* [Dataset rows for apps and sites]
★ ★ ★ ★ ★
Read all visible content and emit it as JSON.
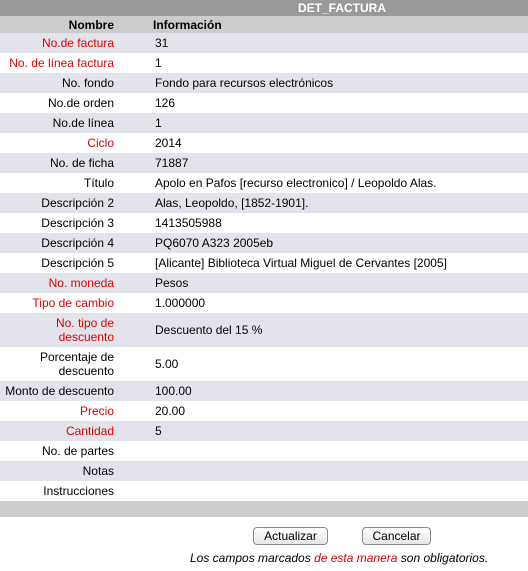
{
  "header": {
    "title": "DET_FACTURA"
  },
  "columns": {
    "label": "Nombre",
    "info": "Información"
  },
  "rows": [
    {
      "label": "No.de factura",
      "value": "31",
      "required": true
    },
    {
      "label": "No. de línea factura",
      "value": "1",
      "required": true
    },
    {
      "label": "No. fondo",
      "value": "Fondo para recursos electrónicos",
      "required": false
    },
    {
      "label": "No.de orden",
      "value": "126",
      "required": false
    },
    {
      "label": "No.de línea",
      "value": "1",
      "required": false
    },
    {
      "label": "Ciclo",
      "value": "2014",
      "required": true
    },
    {
      "label": "No. de ficha",
      "value": "71887",
      "required": false
    },
    {
      "label": "Título",
      "value": "Apolo en Pafos [recurso electronico] / Leopoldo Alas.",
      "required": false
    },
    {
      "label": "Descripción 2",
      "value": "Alas, Leopoldo, [1852-1901].",
      "required": false
    },
    {
      "label": "Descripción 3",
      "value": "1413505988",
      "required": false
    },
    {
      "label": "Descripción 4",
      "value": "PQ6070 A323 2005eb",
      "required": false
    },
    {
      "label": "Descripción 5",
      "value": "[Alicante] Biblioteca Virtual Miguel de Cervantes [2005]",
      "required": false
    },
    {
      "label": "No. moneda",
      "value": "Pesos",
      "required": true
    },
    {
      "label": "Tipo de cambio",
      "value": "1.000000",
      "required": true
    },
    {
      "label": "No. tipo de descuento",
      "value": "Descuento del 15 %",
      "required": true,
      "tall": true
    },
    {
      "label": "Porcentaje de descuento",
      "value": "5.00",
      "required": false,
      "tall": true
    },
    {
      "label": "Monto de descuento",
      "value": "100.00",
      "required": false
    },
    {
      "label": "Precio",
      "value": "20.00",
      "required": true
    },
    {
      "label": "Cantidad",
      "value": "5",
      "required": true
    },
    {
      "label": "No. de partes",
      "value": "",
      "required": false
    },
    {
      "label": "Notas",
      "value": "",
      "required": false
    },
    {
      "label": "Instrucciones",
      "value": "",
      "required": false
    }
  ],
  "actions": {
    "update_label": "Actualizar",
    "cancel_label": "Cancelar"
  },
  "note": {
    "before": "Los campos marcados ",
    "highlight": "de esta manera",
    "after": " son obligatorios."
  },
  "colors": {
    "required": "#e00000",
    "header_bg": "#999999",
    "row_alt": "#e3e3eb",
    "column_header_bg": "#cccccc"
  }
}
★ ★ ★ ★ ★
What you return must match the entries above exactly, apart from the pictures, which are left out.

Read all visible content and emit it as JSON.
{
  "header": {
    "title": "DET_FACTURA"
  },
  "columns": {
    "label": "Nombre",
    "info": "Información"
  },
  "rows": [
    {
      "label": "No.de factura",
      "value": "31",
      "required": true
    },
    {
      "label": "No. de línea factura",
      "value": "1",
      "required": true
    },
    {
      "label": "No. fondo",
      "value": "Fondo para recursos electrónicos",
      "required": false
    },
    {
      "label": "No.de orden",
      "value": "126",
      "required": false
    },
    {
      "label": "No.de línea",
      "value": "1",
      "required": false
    },
    {
      "label": "Ciclo",
      "value": "2014",
      "required": true
    },
    {
      "label": "No. de ficha",
      "value": "71887",
      "required": false
    },
    {
      "label": "Título",
      "value": "Apolo en Pafos [recurso electronico] / Leopoldo Alas.",
      "required": false
    },
    {
      "label": "Descripción 2",
      "value": "Alas, Leopoldo, [1852-1901].",
      "required": false
    },
    {
      "label": "Descripción 3",
      "value": "1413505988",
      "required": false
    },
    {
      "label": "Descripción 4",
      "value": "PQ6070 A323 2005eb",
      "required": false
    },
    {
      "label": "Descripción 5",
      "value": "[Alicante] Biblioteca Virtual Miguel de Cervantes [2005]",
      "required": false
    },
    {
      "label": "No. moneda",
      "value": "Pesos",
      "required": true
    },
    {
      "label": "Tipo de cambio",
      "value": "1.000000",
      "required": true
    },
    {
      "label": "No. tipo de descuento",
      "value": "Descuento del 15 %",
      "required": true,
      "tall": true
    },
    {
      "label": "Porcentaje de descuento",
      "value": "5.00",
      "required": false,
      "tall": true
    },
    {
      "label": "Monto de descuento",
      "value": "100.00",
      "required": false
    },
    {
      "label": "Precio",
      "value": "20.00",
      "required": true
    },
    {
      "label": "Cantidad",
      "value": "5",
      "required": true
    },
    {
      "label": "No. de partes",
      "value": "",
      "required": false
    },
    {
      "label": "Notas",
      "value": "",
      "required": false
    },
    {
      "label": "Instrucciones",
      "value": "",
      "required": false
    }
  ],
  "actions": {
    "update_label": "Actualizar",
    "cancel_label": "Cancelar"
  },
  "note": {
    "before": "Los campos marcados ",
    "highlight": "de esta manera",
    "after": " son obligatorios."
  },
  "colors": {
    "required": "#e00000",
    "header_bg": "#999999",
    "row_alt": "#e3e3eb",
    "column_header_bg": "#cccccc"
  }
}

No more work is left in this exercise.